The report, Who Cares for Sick Kids? Parents’ Access to Paid Sick Time to Care for a Sick Child, looked at working parents’ access to paid sick days, specifically whether they are able to earn at least five days per year to recover from illness or care for their children. According to the report, 34 percent of employed parents do not have access to at least five paid sick days to deal with their own health needs, and a striking 52 percent don’t have at least that many to use to care for a sick child.
These results mean that fewer than half of employed parents – mothers and fathers — are able to care for a sick child without fear of risking their jobs or financial security. And the numbers are even worse for those with low education levels and low wages — the very workers who, arguably, need paid sick days most.

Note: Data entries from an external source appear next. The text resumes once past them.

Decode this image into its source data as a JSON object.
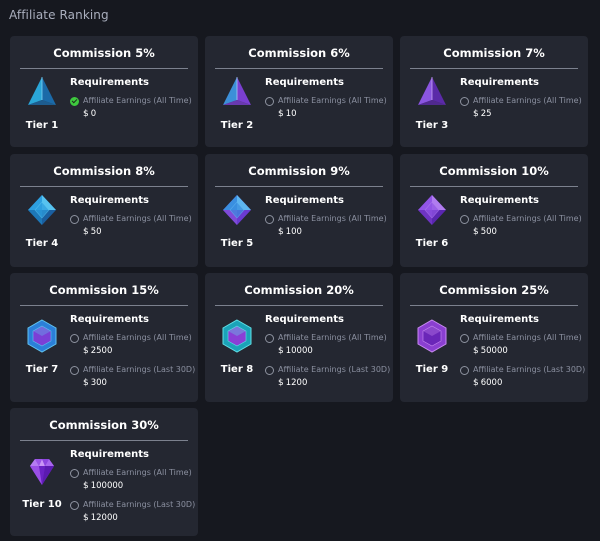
{
  "page": {
    "title": "Affiliate Ranking"
  },
  "currency_symbol": "$",
  "colors": {
    "background": "#16181f",
    "card": "#242731",
    "check_done": "#3ec93e",
    "muted_text": "#8b90a0"
  },
  "cards": [
    {
      "title": "Commission 5%",
      "tier": "Tier 1",
      "gem_icon": "blue-pyramid-icon",
      "requirements_label": "Requirements",
      "requirements": [
        {
          "name": "Affiliate Earnings (All Time)",
          "value": "0",
          "met": true
        }
      ]
    },
    {
      "title": "Commission 6%",
      "tier": "Tier 2",
      "gem_icon": "blue-violet-pyramid-icon",
      "requirements_label": "Requirements",
      "requirements": [
        {
          "name": "Affiliate Earnings (All Time)",
          "value": "10",
          "met": false
        }
      ]
    },
    {
      "title": "Commission 7%",
      "tier": "Tier 3",
      "gem_icon": "violet-pyramid-icon",
      "requirements_label": "Requirements",
      "requirements": [
        {
          "name": "Affiliate Earnings (All Time)",
          "value": "25",
          "met": false
        }
      ]
    },
    {
      "title": "Commission 8%",
      "tier": "Tier 4",
      "gem_icon": "blue-diamond-icon",
      "requirements_label": "Requirements",
      "requirements": [
        {
          "name": "Affiliate Earnings (All Time)",
          "value": "50",
          "met": false
        }
      ]
    },
    {
      "title": "Commission 9%",
      "tier": "Tier 5",
      "gem_icon": "blue-violet-diamond-icon",
      "requirements_label": "Requirements",
      "requirements": [
        {
          "name": "Affiliate Earnings (All Time)",
          "value": "100",
          "met": false
        }
      ]
    },
    {
      "title": "Commission 10%",
      "tier": "Tier 6",
      "gem_icon": "violet-diamond-icon",
      "requirements_label": "Requirements",
      "requirements": [
        {
          "name": "Affiliate Earnings (All Time)",
          "value": "500",
          "met": false
        }
      ]
    },
    {
      "title": "Commission 15%",
      "tier": "Tier 7",
      "gem_icon": "violet-hexagon-gem-icon",
      "requirements_label": "Requirements",
      "requirements": [
        {
          "name": "Affiliate Earnings (All Time)",
          "value": "2500",
          "met": false
        },
        {
          "name": "Affiliate Earnings (Last 30D)",
          "value": "300",
          "met": false
        }
      ]
    },
    {
      "title": "Commission 20%",
      "tier": "Tier 8",
      "gem_icon": "teal-violet-hexagon-gem-icon",
      "requirements_label": "Requirements",
      "requirements": [
        {
          "name": "Affiliate Earnings (All Time)",
          "value": "10000",
          "met": false
        },
        {
          "name": "Affiliate Earnings (Last 30D)",
          "value": "1200",
          "met": false
        }
      ]
    },
    {
      "title": "Commission 25%",
      "tier": "Tier 9",
      "gem_icon": "purple-hexagon-gem-icon",
      "requirements_label": "Requirements",
      "requirements": [
        {
          "name": "Affiliate Earnings (All Time)",
          "value": "50000",
          "met": false
        },
        {
          "name": "Affiliate Earnings (Last 30D)",
          "value": "6000",
          "met": false
        }
      ]
    },
    {
      "title": "Commission 30%",
      "tier": "Tier 10",
      "gem_icon": "purple-brilliant-diamond-icon",
      "requirements_label": "Requirements",
      "requirements": [
        {
          "name": "Affiliate Earnings (All Time)",
          "value": "100000",
          "met": false
        },
        {
          "name": "Affiliate Earnings (Last 30D)",
          "value": "12000",
          "met": false
        }
      ]
    }
  ]
}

Everyone gets sick. Any parent knows that kids inevitably get sick and need routine medical care. But when nearly two-thirds of children in the United States live in households where all parents work, working parents are too often forced to risk their families’ health or their economic security when illness strikes because they can’t get a reasonable amount of time away from work. As a result, families, businesses and our communities suffer.
The irony in all of this, as the Carsey Institute study shows, is that paid sick days reduce conflicts between work and family for workers and, thus, increase job satisfaction. In fact, the study finds that employed parents with paid sick days to care for a sick child are nearly twice as likely to report being very satisfied with their jobs as those who do not. Satisfied and happy workers are more productive and less likely to quit, making paid sick days a win-win for businesses, families and our economy.
It’s appropriate to talk about basic workplace standards like paid sick days around Father’s Day. After all, fathers are integral to families and their economic security. But the lack of paid sick days has a disproportionate impact on women. Seventy-four percent of employed mothers surveyed for this report said they have stayed home from work to care for a sick child, compared to only 40 percent of fathers. Women are now the primary or co-breadwinners in two-thirds of families, and often their families’ primary caregivers. When they don’t have paid sick days, entire families suffer.
So, this Father’s Day, a time for celebration and thoughts of family, let’s all be grateful for the fathers in our lives. But let’s also remember and remind our state and federal lawmakers that there are working parents in this country — women and men — who are struggling without a fundamental workplace protection that many take for granted. For the good of all parents and families, it’s time to support paid sick days efforts. Fathers, mothers and families are counting on it.
Just in time for Father’s Day, the Carsey Institute at the University of New Hampshire released the results of a new study on working parents.